Ideas they were exposed to translate well to north central Massachusetts, including using more environmentally friendly materials.
"Everything we do is going to be green," she said.
In addition to using even less energy than CFL bulbs, the LED lights burn at full strength as soon as they are switched on.
"Personally, I prefer LED," Palmer said.
The Bright Lights Project is starting out with $1,000 in seed money, a grant from the United Way Youth Venture in conjunction with Mount Wachusett Community College.
Beginning in March, four groups of students from the service learning group worked after school on applying for the grants. Each developed business plans, budgets and mission goals.
During the planning stage, Palmer connected with Andreas Hoffman, founder of the New Orleans group. He answered questions and supplied copies of the forms his group uses.
To complete the applications, North Middlesex students put together slide shows to present to a panel of school staff members and a representative of Youth Ventures.
"I did a fancy slide show," Palmer said. Using the Prezi site, she created an interactive and visually interesting presentation and it worked. Her project is a go.
All four of the applicants received a $1,000 grant through Youth Ventures, said faculty advisor Ray Kane. One group plans to purchase a stove for WHEAT Community Services in Clinton, another will support Habitat for Humanity and another will assemble reusable personal hygiene kits for women and girls in developing countries.

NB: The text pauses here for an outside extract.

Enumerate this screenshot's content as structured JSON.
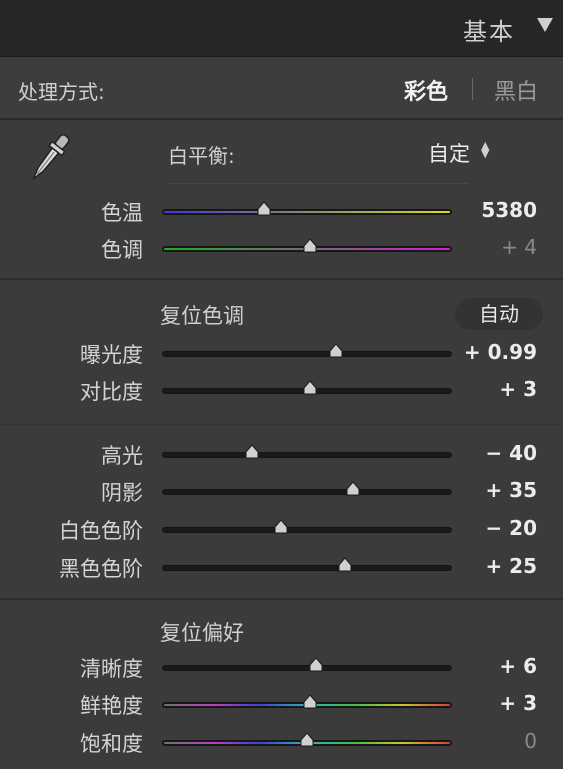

Some of the $1,000 awarded to Bright Lights is budgeted for fundraising. Palmer plans to sell reusable bags with the Bright Lights logo. Her supporters may run a green-a-thon, where sponsors pay so much per pound for roadside trash collected by volunteers. They also might hold a work auction.
Another part of the seed money will be used to purchase bulbs. Palmer has been shopping for the best deals and approaching retailers and Unitil for assistance. Some money is slated for organizational expenses.
Palmer is enthusiastic about the project and is migrating her family's home toward using LED bulbs.
The students have already replaced all the bulbs in one home. The goal is to complete 100 houses by late spring.
Palmer is using the web, social media and word of mouth to enlist volunteers and identify households wanting to replace lights. You can find information and contact links at brightlightsproject.weebly.com and at www.facebook.com/BrightLightsNorthMiddlesex